- 8. Add. 32854, f. 93; 32857, f. 390; 32859, ff. 240, 396.
- 9. Walpole to G. Montagu, 20 Dec. 1755; Caldwell Pprs. ii(1), p. 110.
- 10. Border Elliots, 352, 353, 354.
- 11. Ibid. 357; Add. 32870, f. 377.
- 12. Elliot to Bute, June 1757, Bute mss.
- 13. Bute to Stuart Mackenzie, July 1757, Bute mss.
- 14. Dodington, Diary, 413-14.
- 15. John Dalrymple to Townshend, 5 Oct. 1759, Buccleuch mss.
- 16. Border Elliots, 360.
- 17. Hume to Minto, 1 May 1760, Letters, i. 525.
- 18. Namier, England in Age of American Rev. 104-9.
- 19. Dodington to Bute, 25 Dec. 1760, Bute mss.
- 20. Elliot to Bute, March 1761, ibid.
- 21. Add. 32918, ff. 465-6, 500-13; 32919, ff. 402-4.
- 22. Geo. Middleton to Bute, 24 Apr.,? July 1761, Bute mss.
- 23. Add. 32922, ff. 3-6, 15-24, 108-10, 131, 168-9.
- 24. Elliot to Bute, 30 Aug. 1761, Bute mss.
- 25. Ramsay, i. 368; T. Somerville, Life Times, 121.
- 26. Minto mss; Patrick Craufurd to Mure, 17 Dec. 1761, Caldwell Pprs. ii(1), p. 152.
- 27. Border Elliots, 374; Caldwell Pprs. ii(1), p. 152.
- 28. Newcastle to Devonshire, 10 Oct. 1762, Add. 32943, f. 144.
- 29. The King to Bute, c.5 Mar. 1763, Sedgwick, 197.
- 30. Border Elliots, 375.
- 31. Ibid. 378.
- 32. Grenville Pprs. ii. 197.
- 33. Border Elliots, 387, 393.
- 34. Jenkinson Pprs. 383.
- 35. Harris’s ‘Debates’.
- 36. Conway to the King, 1 Feb. 1766, Fortescue, i. 249.
- 37. Caldwell Pprs. ii(2), p. 72; Fortescue, i. 267-8.
- 38. Minto mss.
- 39. Egmont to the King, 4 May 1766, Fortescue, i. 303-6.
- 40. Sedgwick, 247.
- 41. Dyson to Elliot, 10 Oct. 1766, Minto mss.
- 42. Border Elliots, 401; Grenville Pprs. iii. 384; Fortescue, i. 422.
- 43. Hume, Letters, ii. 127.
- 44. Brooke, Chatham Admin. 359; Walpole, Mems. Geo. III, iii. 182-3, 198.
- 45. Border Elliots, 406-8; Fortescue, ii. 128, 316.
- 46. Walpole, Last Jnls. i. 337.

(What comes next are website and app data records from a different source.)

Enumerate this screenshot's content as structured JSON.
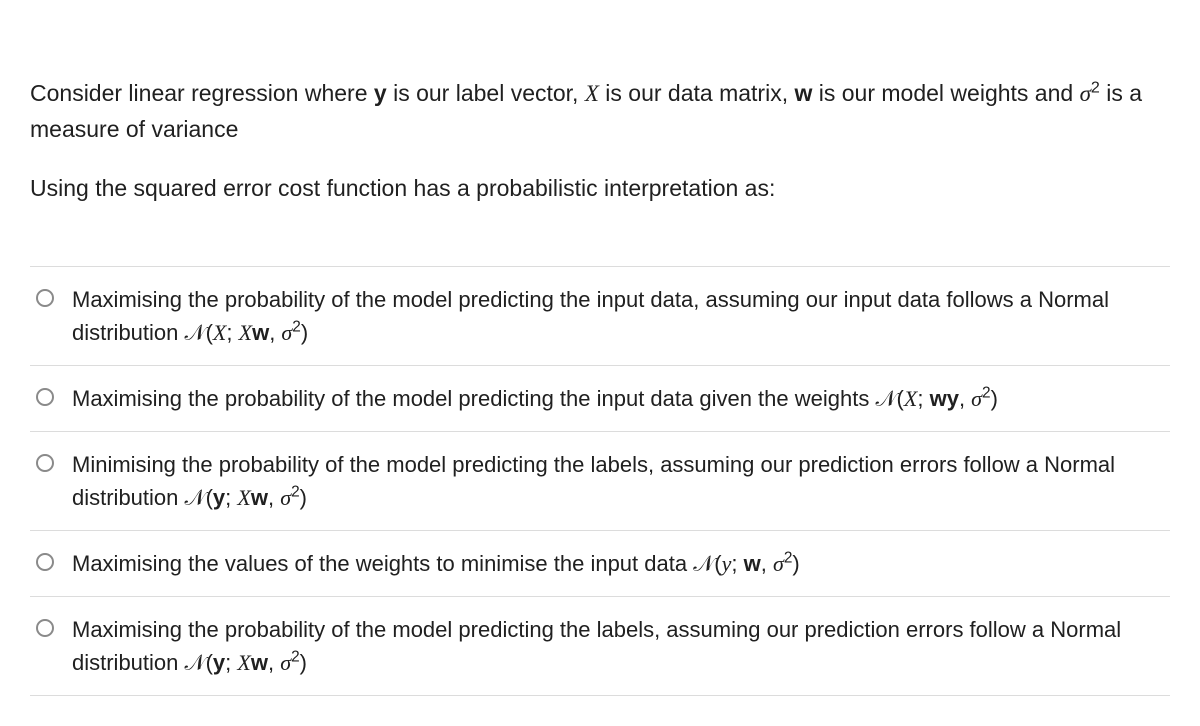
{
  "question": {
    "stem_a": "Consider linear regression where ",
    "stem_b": " is our label vector, ",
    "stem_c": " is our data matrix, ",
    "stem_d": " is our model weights and ",
    "stem_e": " is a measure of variance",
    "prompt": "Using the squared error cost function has a probabilistic interpretation as:"
  },
  "sym": {
    "y": "y",
    "X": "X",
    "w": "w",
    "sigma": "σ",
    "two": "2",
    "N": "𝒩",
    "lp": "(",
    "rp": ")",
    "semi": "; ",
    "comma": ", ",
    "y_it": "y"
  },
  "options": {
    "o1a": "Maximising the probability of the model predicting the input data, assuming our input data follows a Normal distribution ",
    "o2a": "Maximising the probability of the model predicting the input data given the weights ",
    "o3a": "Minimising the probability of the model predicting the labels, assuming our prediction errors follow a Normal distribution ",
    "o4a": "Maximising the values of the weights to minimise the input data ",
    "o5a": "Maximising the probability of the model predicting the labels, assuming our prediction errors follow a Normal distribution "
  }
}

- 47. Almon, i. 207; Walpole, Last Jnls. i. 436.
- 48. Almon, iii. 68.
- 49. Elliot to his s. Hugh, 31 Aug. 1775, Lady Minto, Mem. Hugh Elliot, 78.